The Day the World Changed
The events of Tuesday, September 11, 2001, remain deeply etched in the collective American consciousness. While it impacted people of all ages, it remains, for those of my generation, the day our world changed. Many of us didn’t recognize it at the time, but life as we knew it was permanently altered following the attacks of that day.
It seems that many generations share such moments. In colonial America, the world changed following the Boston Massacre. Tensions were already running high when the world changed with the battle of Fort Sumter. The stock market crash of 1929 changed the world for those who immediately left the roaring 1920s and hit the brick wall of the Great Depression of the 1930s. Just over a decade later, the Japanese attack on Pearl Harbor changed the world for the Greatest Generation. The Civil Rights movement, the Kennedy assassinations, and the moon landing all marked the changing of the world throughout the 1960s. And the disintegration of the Soviet Union changed the world for those who grew up beneath the menacing shadow of the Cold War.
Each of these events decisively changed the zeitgeist of a generation, and 9/11 had the same effect on mine. We were the Nintendo Generation, free from the fears of war, living in a new era of prosperity, and stepping into a new millennium. We were coming of age at the height of the Information Age and on the precipice of technological wonders which previous generations could never have imagined. And then, at once, those hopes were decimated. We learned that there were people who hated us, just because we existed. Not only did they hate us, but they were determined to kill us. Our very existence and way of life were under attack. But from the ashes, we rose.
We embraced our families, friends, neighbors, and strangers, expressing a uniquely American love for our fellow man. We assisted first responders, donated blood, and rushed to recruiting offices around the country to enlist in our nation’s armed forces.
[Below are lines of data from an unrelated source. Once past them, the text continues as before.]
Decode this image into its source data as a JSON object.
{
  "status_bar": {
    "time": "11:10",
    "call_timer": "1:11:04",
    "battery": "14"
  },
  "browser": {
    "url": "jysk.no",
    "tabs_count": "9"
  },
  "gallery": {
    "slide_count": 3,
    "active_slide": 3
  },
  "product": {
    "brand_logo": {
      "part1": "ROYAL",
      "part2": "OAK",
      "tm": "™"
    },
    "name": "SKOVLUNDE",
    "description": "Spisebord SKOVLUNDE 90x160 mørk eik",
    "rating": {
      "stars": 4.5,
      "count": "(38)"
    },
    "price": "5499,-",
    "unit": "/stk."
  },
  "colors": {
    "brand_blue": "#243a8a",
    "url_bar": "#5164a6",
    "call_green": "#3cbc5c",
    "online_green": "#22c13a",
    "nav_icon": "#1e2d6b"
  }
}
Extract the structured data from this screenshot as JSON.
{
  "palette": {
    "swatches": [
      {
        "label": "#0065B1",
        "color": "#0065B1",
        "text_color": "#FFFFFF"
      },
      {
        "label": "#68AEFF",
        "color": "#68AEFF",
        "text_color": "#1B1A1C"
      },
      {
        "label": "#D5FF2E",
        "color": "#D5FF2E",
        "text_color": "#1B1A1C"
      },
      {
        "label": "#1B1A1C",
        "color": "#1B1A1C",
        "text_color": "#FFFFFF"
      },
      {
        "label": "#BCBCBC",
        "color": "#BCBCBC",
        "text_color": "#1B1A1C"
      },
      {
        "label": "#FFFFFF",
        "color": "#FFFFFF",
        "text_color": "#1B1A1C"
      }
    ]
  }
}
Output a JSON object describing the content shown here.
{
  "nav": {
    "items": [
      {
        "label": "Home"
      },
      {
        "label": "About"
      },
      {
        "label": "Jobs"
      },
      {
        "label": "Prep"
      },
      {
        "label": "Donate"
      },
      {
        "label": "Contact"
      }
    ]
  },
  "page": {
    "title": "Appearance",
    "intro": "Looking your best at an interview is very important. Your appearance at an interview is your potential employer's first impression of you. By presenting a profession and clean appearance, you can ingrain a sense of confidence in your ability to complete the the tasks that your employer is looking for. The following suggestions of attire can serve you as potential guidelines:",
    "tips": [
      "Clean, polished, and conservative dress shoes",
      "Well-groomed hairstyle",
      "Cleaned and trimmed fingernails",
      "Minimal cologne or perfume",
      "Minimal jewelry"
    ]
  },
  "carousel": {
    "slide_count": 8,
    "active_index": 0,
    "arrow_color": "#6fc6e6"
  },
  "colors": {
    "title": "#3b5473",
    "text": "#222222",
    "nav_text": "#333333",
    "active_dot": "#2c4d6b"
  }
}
When terrorists threatened America’s liberty and peace, the Nintendo generation put down our toys, picked up our guns, and responded to their violence with nearly two decades of war. Those who have lived through this conflict may carry their physical and psychological wounds for the rest of their lives. They will never again see the world they left behind on September 10, 2001.
The world changed for everyone on September 11, 2001. We see it in skylines, airports, and other aspects of everyday life. For some, these changes are mere inconveniences, but for my generation, they are an ever present reminder of the way things used to be, the way things ought to be, and the way things may never be again. For us, September 11, 2001 marks the end of our innocence, the deferment of our dreams, and the end of the world as we knew it. Today, we remember what might have been if not for the malice of evil men on that clear September morning twenty years ago. Today, we reflect back on the day our world changed forever.